Star Celebrates the Holidays Wearing Three Hats
’Tis the season for Jerry Stiller. This year, the veteran comedian’s got his hands in festive ventures on all parts of the holiday spectrum. For Hanukkah, he’s the voice of a singing, dancing, latke-proffering doll; as Arthur Spooner on the CBS sitcom “The King of Queens,” he gave his daughter and son-in-law a Christmas present of a cherry-red jalopy, and for Festivus, the holiday he helped introduce to the world on a 1997 “Seinfeld” episode (as Frank Costanza), Stiller wrote the introduction to a new book that outlines trends in the nascent holiday’s observance.
But behind the kitsch is a commitment to charity.
The seasoned laugh maker recently joined author Allen Salkin at a Manhattan launch party for “Festivus: The Holiday for the Rest of Us.” The Festivus holiday, as outlined on “Seinfeld” and described in the new book, is observed in three key ways: erecting a Festivus pole, airing grievances and engaging in feats of strength. As Costanza père, Stiller insisted on being pinned to the ground at the culmination of the Festivus celebration. A real-life torn rotator cuff prevented him from participating in the launch party’s feats of strength, but he was in good enough shape to air grievances in accordance with tradition.
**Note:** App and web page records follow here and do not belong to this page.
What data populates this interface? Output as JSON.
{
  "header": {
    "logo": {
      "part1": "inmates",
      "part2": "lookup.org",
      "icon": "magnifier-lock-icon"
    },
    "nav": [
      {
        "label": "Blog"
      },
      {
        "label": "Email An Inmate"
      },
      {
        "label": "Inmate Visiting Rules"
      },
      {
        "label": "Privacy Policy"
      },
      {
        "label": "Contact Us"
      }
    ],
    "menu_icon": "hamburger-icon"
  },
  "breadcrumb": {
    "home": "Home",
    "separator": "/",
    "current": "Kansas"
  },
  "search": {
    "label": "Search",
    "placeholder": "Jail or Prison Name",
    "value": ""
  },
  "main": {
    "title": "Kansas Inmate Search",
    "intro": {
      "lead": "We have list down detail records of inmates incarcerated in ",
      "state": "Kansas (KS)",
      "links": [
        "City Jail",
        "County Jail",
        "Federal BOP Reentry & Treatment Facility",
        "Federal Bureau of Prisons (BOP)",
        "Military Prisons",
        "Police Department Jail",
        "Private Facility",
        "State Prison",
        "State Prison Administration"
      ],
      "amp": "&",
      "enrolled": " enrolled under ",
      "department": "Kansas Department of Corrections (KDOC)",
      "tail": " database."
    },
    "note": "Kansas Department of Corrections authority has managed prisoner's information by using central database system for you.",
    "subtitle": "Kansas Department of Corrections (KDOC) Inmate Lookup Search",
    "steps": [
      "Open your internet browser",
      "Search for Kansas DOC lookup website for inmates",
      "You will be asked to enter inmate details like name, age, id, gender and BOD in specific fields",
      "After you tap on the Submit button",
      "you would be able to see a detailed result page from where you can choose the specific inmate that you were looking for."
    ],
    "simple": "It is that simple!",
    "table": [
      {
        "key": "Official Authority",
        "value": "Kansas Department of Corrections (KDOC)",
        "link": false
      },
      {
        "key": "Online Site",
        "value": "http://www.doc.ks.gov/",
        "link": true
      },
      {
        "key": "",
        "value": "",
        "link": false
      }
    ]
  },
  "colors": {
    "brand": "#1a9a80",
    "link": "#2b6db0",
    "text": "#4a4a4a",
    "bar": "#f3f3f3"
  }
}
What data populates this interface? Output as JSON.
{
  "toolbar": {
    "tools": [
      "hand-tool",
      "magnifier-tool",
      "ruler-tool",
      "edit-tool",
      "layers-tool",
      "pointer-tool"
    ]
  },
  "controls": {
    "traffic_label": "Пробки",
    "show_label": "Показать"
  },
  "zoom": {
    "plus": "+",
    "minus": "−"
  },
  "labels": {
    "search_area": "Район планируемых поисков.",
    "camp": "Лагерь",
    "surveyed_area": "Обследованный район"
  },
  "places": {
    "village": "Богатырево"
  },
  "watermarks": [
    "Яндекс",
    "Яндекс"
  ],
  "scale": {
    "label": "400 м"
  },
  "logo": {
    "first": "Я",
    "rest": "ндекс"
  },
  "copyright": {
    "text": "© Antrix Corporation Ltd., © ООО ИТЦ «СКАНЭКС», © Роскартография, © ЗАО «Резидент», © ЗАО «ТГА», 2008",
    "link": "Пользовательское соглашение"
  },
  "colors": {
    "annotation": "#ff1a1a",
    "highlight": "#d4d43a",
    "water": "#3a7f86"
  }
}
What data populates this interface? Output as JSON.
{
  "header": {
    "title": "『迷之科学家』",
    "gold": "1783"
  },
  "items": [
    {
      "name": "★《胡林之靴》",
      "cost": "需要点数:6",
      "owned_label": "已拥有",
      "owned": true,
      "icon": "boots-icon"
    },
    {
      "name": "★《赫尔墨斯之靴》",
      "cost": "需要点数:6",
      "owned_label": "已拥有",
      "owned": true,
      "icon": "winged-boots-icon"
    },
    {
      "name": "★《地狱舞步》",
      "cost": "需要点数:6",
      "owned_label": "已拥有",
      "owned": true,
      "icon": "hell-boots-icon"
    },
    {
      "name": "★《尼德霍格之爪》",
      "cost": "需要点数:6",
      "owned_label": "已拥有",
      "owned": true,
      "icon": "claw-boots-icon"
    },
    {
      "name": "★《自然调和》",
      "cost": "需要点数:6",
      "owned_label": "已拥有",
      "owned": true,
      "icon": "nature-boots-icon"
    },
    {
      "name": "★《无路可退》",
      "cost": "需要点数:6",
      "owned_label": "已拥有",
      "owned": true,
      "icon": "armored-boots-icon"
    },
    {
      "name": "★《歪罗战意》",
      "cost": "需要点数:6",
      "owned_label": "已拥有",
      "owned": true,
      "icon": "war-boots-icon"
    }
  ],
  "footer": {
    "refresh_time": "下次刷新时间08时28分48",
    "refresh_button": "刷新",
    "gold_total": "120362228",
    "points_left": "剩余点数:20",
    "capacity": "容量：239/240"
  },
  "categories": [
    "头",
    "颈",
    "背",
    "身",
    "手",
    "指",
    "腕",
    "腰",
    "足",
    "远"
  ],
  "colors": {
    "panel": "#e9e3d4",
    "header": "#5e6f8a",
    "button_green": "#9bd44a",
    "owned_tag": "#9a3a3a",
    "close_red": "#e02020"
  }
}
Stiller has donated his portion of the new hardcover’s royalties to his favorite charity, the Boys and Girls Republic, a clubhouse on Manhattan’s Lower East Side where kids elect their own mayor — as they did when he hung out there. In a silent auction, a Festivus pole and an early version of a “Seinfeld” script, both signed by Stiller, were sold.
Stiller’s other big holiday project is a new plush chef toy named Latke Larry. The toy was invented by Rabbi Areyah Kaltmann, head of the Ohio State University Chabad House in Columbus, Ohio. Kaltmann met Stiller through a mutual friend and convinced him to vocalize the latke maven’s message. Proceeds from sales of the charismatic, tzitzit-wearing fry cook go to the Friendship Circle, an international organization that operates under the auspices of local Chabad-Lubavitch centers. The organization encourages teenagers to create community by volunteering with kids who have special needs. The latkes in Larry’s pan may seem a bit pale, but what the doll lacks in culinary presentation he makes up for in song. Stiller gives a deadpan delivery, crooning revised lyrics (provided by the rabbi) to the tune of “Maoz Tzur” (“Rock of Ages”): “I’ve got tales of Maccabees/Oy! And plenty of calories/Celebrate our history/How we made it is still a mystery…. Fill your plate/Eat my chow/Finally I have some serenity now.”
Stiller’s peace of mind seems to come from helping others. Kaltmann can’t stop raving about his generosity: “He cares, he’s funny. Like Larry, he’s a cuddly rabbi. He has such a big heart.” Latke Larry may be “the world’s only talking action Hanukkah gift,” but Stiller’s good deeds are likely to echo throughout the year.
Both Latke Larry and “Festivus: A Holiday for the Rest of Us” are available online at www.chosencouture.com.